■ WHAT IS NEEDED:
Produce again, without any change, the lines running from the one with "Read all visible content and emit it as JSON." through the final line of the data below, and only those.

■ DATA RECORDS:
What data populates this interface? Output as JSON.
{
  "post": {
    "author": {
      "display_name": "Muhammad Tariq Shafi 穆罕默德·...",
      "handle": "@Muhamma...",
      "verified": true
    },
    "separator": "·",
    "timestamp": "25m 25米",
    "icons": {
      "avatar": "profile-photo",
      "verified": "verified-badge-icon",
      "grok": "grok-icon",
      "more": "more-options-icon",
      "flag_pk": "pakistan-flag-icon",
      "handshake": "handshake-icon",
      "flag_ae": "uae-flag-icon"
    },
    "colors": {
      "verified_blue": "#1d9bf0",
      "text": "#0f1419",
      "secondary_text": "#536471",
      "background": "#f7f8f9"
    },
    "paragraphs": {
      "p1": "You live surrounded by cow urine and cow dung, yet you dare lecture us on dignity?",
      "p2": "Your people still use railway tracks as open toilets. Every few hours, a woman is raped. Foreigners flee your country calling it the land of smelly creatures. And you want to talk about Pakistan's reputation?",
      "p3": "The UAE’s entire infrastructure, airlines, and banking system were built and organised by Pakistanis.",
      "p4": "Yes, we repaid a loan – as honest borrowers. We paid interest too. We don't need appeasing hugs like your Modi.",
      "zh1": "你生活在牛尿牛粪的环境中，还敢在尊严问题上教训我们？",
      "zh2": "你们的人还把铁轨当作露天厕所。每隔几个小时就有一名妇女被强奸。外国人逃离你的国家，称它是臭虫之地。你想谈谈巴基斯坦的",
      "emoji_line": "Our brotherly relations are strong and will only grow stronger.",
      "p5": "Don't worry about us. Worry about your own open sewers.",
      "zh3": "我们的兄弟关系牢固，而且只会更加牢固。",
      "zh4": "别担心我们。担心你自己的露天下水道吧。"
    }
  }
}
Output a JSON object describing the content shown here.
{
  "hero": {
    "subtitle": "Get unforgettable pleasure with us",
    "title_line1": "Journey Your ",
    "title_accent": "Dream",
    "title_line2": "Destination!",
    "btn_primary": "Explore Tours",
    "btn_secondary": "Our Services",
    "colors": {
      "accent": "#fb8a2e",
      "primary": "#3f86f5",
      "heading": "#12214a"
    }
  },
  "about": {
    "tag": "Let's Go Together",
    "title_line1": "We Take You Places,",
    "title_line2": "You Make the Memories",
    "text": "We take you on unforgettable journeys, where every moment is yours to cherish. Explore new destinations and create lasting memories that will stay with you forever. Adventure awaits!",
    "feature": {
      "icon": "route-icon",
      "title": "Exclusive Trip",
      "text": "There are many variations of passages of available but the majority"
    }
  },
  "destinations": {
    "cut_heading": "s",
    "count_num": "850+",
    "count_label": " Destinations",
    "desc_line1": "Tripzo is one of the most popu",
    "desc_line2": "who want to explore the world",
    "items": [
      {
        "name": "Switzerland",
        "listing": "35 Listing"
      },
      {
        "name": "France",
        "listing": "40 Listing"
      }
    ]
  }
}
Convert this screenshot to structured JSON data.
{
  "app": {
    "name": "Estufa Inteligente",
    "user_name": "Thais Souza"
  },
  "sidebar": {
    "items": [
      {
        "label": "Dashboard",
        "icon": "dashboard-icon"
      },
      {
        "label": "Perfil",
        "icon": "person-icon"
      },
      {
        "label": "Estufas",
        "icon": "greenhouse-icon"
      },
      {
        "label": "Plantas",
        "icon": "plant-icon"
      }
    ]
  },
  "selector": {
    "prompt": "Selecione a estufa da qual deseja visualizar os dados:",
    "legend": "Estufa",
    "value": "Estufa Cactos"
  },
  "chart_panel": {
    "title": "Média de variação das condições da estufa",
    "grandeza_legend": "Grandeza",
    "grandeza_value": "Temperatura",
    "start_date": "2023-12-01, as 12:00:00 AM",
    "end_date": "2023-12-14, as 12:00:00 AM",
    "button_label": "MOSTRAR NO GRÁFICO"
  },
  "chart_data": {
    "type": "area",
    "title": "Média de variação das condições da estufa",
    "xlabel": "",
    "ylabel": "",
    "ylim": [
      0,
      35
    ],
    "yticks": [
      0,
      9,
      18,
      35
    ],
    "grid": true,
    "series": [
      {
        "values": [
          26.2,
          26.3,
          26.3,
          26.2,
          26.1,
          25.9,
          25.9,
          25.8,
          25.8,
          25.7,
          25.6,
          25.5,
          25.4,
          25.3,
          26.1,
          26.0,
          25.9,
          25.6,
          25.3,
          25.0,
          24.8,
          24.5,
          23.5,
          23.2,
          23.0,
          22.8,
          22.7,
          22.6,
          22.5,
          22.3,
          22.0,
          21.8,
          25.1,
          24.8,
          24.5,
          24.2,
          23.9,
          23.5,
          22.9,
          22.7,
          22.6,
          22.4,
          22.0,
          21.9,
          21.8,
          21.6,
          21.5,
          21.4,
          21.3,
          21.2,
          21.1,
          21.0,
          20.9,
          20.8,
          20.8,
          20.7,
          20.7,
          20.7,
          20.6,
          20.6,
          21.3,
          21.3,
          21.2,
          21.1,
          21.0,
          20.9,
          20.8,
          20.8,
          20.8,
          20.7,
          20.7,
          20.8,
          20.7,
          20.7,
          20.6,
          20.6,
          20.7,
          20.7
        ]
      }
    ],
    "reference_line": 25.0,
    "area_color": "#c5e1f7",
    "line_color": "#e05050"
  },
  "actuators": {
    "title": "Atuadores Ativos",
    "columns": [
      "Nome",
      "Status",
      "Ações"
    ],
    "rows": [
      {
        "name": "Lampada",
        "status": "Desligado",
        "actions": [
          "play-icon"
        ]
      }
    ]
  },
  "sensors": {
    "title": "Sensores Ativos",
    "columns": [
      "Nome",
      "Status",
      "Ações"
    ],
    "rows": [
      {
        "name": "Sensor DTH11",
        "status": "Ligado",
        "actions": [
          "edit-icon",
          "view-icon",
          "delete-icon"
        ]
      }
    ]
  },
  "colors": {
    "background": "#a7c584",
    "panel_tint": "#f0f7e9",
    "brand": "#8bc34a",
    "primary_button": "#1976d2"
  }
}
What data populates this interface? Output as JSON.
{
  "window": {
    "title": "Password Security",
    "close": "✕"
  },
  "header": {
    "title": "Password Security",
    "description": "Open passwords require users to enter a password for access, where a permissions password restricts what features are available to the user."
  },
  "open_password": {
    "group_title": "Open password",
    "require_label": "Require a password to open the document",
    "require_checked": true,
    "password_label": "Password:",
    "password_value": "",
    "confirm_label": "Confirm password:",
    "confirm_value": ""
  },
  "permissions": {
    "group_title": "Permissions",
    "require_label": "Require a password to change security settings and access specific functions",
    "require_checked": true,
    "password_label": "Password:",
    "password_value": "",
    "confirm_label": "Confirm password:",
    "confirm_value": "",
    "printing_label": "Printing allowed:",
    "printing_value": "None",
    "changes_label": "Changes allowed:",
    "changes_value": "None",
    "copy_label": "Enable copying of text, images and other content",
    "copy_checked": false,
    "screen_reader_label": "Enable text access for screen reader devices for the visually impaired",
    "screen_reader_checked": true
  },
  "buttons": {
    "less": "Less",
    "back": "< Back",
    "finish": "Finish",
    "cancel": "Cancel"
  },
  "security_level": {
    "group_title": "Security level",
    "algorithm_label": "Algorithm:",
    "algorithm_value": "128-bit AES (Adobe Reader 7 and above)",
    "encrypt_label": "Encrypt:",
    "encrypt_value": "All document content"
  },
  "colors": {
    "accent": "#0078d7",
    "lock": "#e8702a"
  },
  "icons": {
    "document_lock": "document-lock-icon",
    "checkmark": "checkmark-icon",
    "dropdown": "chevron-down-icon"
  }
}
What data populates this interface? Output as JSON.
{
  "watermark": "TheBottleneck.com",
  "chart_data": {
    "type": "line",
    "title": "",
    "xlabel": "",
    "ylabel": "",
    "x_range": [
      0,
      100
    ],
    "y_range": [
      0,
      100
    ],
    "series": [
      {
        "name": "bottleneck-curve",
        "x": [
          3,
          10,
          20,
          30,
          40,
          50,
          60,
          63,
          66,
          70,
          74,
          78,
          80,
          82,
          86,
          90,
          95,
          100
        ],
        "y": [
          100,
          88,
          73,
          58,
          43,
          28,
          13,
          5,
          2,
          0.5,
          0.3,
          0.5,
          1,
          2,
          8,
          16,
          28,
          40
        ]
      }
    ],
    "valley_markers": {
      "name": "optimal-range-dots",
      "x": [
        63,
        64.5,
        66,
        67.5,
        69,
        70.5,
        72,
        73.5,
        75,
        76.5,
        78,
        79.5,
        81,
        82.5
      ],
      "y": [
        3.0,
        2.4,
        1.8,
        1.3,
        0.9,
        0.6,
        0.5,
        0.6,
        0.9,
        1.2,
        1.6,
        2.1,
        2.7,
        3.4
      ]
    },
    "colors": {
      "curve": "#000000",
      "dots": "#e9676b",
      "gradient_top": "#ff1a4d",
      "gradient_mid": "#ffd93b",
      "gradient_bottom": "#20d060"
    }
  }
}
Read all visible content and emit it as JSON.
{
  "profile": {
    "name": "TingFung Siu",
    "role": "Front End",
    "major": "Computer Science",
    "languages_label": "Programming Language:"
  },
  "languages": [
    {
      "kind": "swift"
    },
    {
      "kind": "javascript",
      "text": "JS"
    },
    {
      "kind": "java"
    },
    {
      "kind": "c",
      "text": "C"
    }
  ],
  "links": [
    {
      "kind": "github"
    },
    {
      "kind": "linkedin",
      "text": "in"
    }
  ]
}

■ THE COMPLETED TASK:
Read all visible content and emit it as JSON.
{
  "profile": {
    "name": "TingFung Siu",
    "role": "Front End",
    "major": "Computer Science",
    "languages_label": "Programming Language:"
  },
  "languages": [
    {
      "kind": "swift"
    },
    {
      "kind": "javascript",
      "text": "JS"
    },
    {
      "kind": "java"
    },
    {
      "kind": "c",
      "text": "C"
    }
  ],
  "links": [
    {
      "kind": "github"
    },
    {
      "kind": "linkedin",
      "text": "in"
    }
  ]
}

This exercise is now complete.